In the three months since the start of the COVID-19 pandemic, US billionaires have become $565 billion richer, while 43 million Americans have lost their jobs, a report by the Institute for Policy Studies has revealed. The report reflects a vast disconnect between the world’s richest and everyone else.
Far from being just a US problem, the world’s billionaires have profited from trillions of dollars in tax-payer funded stimulus, meaning the poor and working classes are literally paying for the success of the wealthy. Politicians have justified stimulus for stock markets as a way to ensure citizens would not lose their jobs, but the opposite has happened.
No crisis for billionaires
Tens of millions of people in the US alone have lost their jobs, and, after the crisis, they will be asked to pay for the stock-market stimulus through increased taxes or reduced public spending.
The colossal transfer of wealth directly from the poor and working-classes to the rich that has occurred over the last months has not been an exception, but the rule over recent decades.

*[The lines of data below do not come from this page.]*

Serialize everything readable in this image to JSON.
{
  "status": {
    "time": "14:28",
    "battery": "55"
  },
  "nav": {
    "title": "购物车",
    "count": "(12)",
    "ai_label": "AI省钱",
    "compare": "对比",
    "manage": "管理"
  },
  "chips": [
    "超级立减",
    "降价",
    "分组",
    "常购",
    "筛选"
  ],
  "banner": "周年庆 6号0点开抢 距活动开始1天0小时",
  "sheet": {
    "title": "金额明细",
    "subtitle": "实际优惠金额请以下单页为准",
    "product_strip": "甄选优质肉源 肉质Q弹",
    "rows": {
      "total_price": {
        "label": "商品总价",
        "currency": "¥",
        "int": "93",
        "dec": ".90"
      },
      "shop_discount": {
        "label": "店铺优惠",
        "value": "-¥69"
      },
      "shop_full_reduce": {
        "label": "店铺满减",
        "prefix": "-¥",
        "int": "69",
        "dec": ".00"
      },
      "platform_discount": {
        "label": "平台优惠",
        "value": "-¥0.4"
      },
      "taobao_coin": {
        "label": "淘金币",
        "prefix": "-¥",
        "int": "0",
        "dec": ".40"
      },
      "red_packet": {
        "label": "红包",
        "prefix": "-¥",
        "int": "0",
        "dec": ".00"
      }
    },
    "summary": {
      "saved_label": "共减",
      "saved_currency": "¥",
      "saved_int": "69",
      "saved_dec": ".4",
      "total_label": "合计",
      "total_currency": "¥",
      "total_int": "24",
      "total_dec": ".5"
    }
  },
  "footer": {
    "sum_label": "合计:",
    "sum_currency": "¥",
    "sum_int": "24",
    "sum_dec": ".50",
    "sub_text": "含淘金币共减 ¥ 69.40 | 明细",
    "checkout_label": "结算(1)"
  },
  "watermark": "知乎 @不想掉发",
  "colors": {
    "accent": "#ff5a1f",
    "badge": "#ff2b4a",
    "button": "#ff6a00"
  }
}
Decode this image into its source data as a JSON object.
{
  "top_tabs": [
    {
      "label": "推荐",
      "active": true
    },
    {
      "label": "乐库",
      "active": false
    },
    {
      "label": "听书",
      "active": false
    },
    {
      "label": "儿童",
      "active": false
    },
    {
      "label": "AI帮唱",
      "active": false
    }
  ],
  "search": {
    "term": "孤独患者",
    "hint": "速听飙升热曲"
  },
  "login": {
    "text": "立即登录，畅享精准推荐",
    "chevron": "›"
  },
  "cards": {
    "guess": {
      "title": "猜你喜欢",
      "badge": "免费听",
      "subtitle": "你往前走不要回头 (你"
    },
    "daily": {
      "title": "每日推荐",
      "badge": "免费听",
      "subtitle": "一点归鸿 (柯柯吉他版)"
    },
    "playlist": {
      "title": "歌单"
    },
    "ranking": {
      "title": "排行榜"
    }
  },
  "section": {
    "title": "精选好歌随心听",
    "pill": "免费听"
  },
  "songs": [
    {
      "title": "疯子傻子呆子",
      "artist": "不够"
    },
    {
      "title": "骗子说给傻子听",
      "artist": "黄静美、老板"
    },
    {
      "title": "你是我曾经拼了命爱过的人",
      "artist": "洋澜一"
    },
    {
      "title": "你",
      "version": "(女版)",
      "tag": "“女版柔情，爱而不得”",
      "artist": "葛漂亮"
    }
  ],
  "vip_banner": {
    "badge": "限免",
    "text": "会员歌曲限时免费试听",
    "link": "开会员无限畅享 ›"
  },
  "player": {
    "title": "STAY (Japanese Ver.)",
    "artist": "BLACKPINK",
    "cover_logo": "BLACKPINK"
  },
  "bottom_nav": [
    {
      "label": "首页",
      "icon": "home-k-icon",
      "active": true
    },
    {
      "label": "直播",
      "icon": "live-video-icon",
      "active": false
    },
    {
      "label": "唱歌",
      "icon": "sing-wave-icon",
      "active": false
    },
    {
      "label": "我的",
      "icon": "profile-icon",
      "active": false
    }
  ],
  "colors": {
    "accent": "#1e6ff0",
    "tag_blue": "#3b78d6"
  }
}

Because billionaires do not work for their money but instead profit from investments, they pay minimal taxes over their income, often paying less in taxes relatively than a shopkeeper, office worker, or taxi driver would.
Multi-billionaire Warren Buffet highlighted this problem when he revealed that his secretary pays more of her income into taxes than he does.
Global concentration of wealth
The concentration of wealth in the hands of a select few is a global problem. According to the EU, 70% of the world’s population owns only 3% of the world’s wealth. In 2018 alone, billionaires’ wealth increased by 12%, or $2.5 billion a day, while the poorest people’s combined wealth actually declined by 11%.
The decades of supply-side economics have literally taken money from the poor and given it directly to the rich.
Over the past three decades the world’s richest have become 300% richer while the world’s poorest saw no increase in wealth whatsoever. If our current trend continues, by 2050 the world’s richest 0.1% of the population will own more wealth than all working people on earth.
In the Middle East and North Africa, the concentration of wealth is harder to measure as fortunes are more opaque and often hidden in foreign bank accounts or real-estate. Forbes magazine compiles an annual list of the world’s richest that reveals some of the vast wealth held by a few in the region.
In Israel, 9 individuals hold $28.6 billion in private wealth, Egypt’s 11 billionaires have $15.4 billion, and the UAE has 11 billionaires worth a combined $24.7 billion. Turkey has the most egregious concentration of wealth, with 22 people hoarding $37.1 billion of wealth. Like the United States the ultra-rich in the MENA barely pay taxes, meaning they are literally taking from the poor.
The fortunes of the world’s moneyed elite stand in stark contrast with the fate of the poor. The UN announced that thousands are likely to suffer and die in Yemen, after 30 nations together failed to raise $2.4 billion required to fund COVID-19 and basics like food and water. The UN has warned of an approaching famine of “biblical proportions.”
The UN Food and Agriculture Organization and the World Food Program in Yemen have had to halve the food rations they give to starving people due to lack of funds. The total bill to save thousands in Yemen is $2.4 billion, which is less than 7% of the money Amazon-owner Jeff Bezos’ has made since March 18 this year.
The contrast between the vast fortunes of the rich and the terrible plight of the poor reveals that our world appears to have returned to a state of feudal lords and working peasants. While it might not be immoral to be tremendously rich, doing so while your neighbors suffer and starve defies human morality and basic compassion.